Exercise input:
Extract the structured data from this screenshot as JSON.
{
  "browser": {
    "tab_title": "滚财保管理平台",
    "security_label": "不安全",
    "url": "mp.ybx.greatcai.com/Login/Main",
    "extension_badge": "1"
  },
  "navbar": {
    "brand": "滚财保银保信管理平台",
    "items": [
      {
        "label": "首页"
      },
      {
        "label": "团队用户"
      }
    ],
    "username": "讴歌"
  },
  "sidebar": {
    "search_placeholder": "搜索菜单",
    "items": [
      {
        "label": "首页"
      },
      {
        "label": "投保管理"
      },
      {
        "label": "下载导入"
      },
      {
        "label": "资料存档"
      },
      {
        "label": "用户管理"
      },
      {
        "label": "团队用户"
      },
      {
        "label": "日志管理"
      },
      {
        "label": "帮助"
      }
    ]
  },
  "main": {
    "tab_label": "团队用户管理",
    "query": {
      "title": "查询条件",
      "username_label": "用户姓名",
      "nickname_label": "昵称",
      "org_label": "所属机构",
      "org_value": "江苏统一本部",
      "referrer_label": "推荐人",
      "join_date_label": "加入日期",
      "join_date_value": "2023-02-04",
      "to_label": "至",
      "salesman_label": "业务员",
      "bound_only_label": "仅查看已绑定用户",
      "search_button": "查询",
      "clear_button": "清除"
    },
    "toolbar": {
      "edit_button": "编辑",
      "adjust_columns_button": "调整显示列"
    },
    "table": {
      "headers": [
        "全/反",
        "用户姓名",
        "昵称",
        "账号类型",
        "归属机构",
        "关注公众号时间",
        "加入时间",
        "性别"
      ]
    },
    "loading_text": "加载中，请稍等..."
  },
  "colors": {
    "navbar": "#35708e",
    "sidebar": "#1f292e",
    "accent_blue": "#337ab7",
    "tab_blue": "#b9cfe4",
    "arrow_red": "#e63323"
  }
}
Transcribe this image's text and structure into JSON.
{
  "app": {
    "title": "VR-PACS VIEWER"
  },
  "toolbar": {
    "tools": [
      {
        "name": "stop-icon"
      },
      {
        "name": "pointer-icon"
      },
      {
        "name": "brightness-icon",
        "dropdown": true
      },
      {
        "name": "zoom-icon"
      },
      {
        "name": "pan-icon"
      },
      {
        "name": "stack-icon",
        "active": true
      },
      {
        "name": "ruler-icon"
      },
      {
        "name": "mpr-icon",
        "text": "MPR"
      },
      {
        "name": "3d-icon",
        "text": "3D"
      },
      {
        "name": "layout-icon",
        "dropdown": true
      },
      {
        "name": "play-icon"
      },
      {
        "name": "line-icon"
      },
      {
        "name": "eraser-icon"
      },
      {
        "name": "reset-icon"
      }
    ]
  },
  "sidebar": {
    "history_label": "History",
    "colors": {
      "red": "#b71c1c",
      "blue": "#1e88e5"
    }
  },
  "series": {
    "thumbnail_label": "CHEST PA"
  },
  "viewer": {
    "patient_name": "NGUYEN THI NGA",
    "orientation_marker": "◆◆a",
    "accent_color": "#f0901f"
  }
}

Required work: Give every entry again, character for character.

Exercise result:
Extract the structured data from this screenshot as JSON.
{
  "browser": {
    "tab_title": "滚财保管理平台",
    "security_label": "不安全",
    "url": "mp.ybx.greatcai.com/Login/Main",
    "extension_badge": "1"
  },
  "navbar": {
    "brand": "滚财保银保信管理平台",
    "items": [
      {
        "label": "首页"
      },
      {
        "label": "团队用户"
      }
    ],
    "username": "讴歌"
  },
  "sidebar": {
    "search_placeholder": "搜索菜单",
    "items": [
      {
        "label": "首页"
      },
      {
        "label": "投保管理"
      },
      {
        "label": "下载导入"
      },
      {
        "label": "资料存档"
      },
      {
        "label": "用户管理"
      },
      {
        "label": "团队用户"
      },
      {
        "label": "日志管理"
      },
      {
        "label": "帮助"
      }
    ]
  },
  "main": {
    "tab_label": "团队用户管理",
    "query": {
      "title": "查询条件",
      "username_label": "用户姓名",
      "nickname_label": "昵称",
      "org_label": "所属机构",
      "org_value": "江苏统一本部",
      "referrer_label": "推荐人",
      "join_date_label": "加入日期",
      "join_date_value": "2023-02-04",
      "to_label": "至",
      "salesman_label": "业务员",
      "bound_only_label": "仅查看已绑定用户",
      "search_button": "查询",
      "clear_button": "清除"
    },
    "toolbar": {
      "edit_button": "编辑",
      "adjust_columns_button": "调整显示列"
    },
    "table": {
      "headers": [
        "全/反",
        "用户姓名",
        "昵称",
        "账号类型",
        "归属机构",
        "关注公众号时间",
        "加入时间",
        "性别"
      ]
    },
    "loading_text": "加载中，请稍等..."
  },
  "colors": {
    "navbar": "#35708e",
    "sidebar": "#1f292e",
    "accent_blue": "#337ab7",
    "tab_blue": "#b9cfe4",
    "arrow_red": "#e63323"
  }
}
Transcribe this image's text and structure into JSON.
{
  "app": {
    "title": "VR-PACS VIEWER"
  },
  "toolbar": {
    "tools": [
      {
        "name": "stop-icon"
      },
      {
        "name": "pointer-icon"
      },
      {
        "name": "brightness-icon",
        "dropdown": true
      },
      {
        "name": "zoom-icon"
      },
      {
        "name": "pan-icon"
      },
      {
        "name": "stack-icon",
        "active": true
      },
      {
        "name": "ruler-icon"
      },
      {
        "name": "mpr-icon",
        "text": "MPR"
      },
      {
        "name": "3d-icon",
        "text": "3D"
      },
      {
        "name": "layout-icon",
        "dropdown": true
      },
      {
        "name": "play-icon"
      },
      {
        "name": "line-icon"
      },
      {
        "name": "eraser-icon"
      },
      {
        "name": "reset-icon"
      }
    ]
  },
  "sidebar": {
    "history_label": "History",
    "colors": {
      "red": "#b71c1c",
      "blue": "#1e88e5"
    }
  },
  "series": {
    "thumbnail_label": "CHEST PA"
  },
  "viewer": {
    "patient_name": "NGUYEN THI NGA",
    "orientation_marker": "◆◆a",
    "accent_color": "#f0901f"
  }
}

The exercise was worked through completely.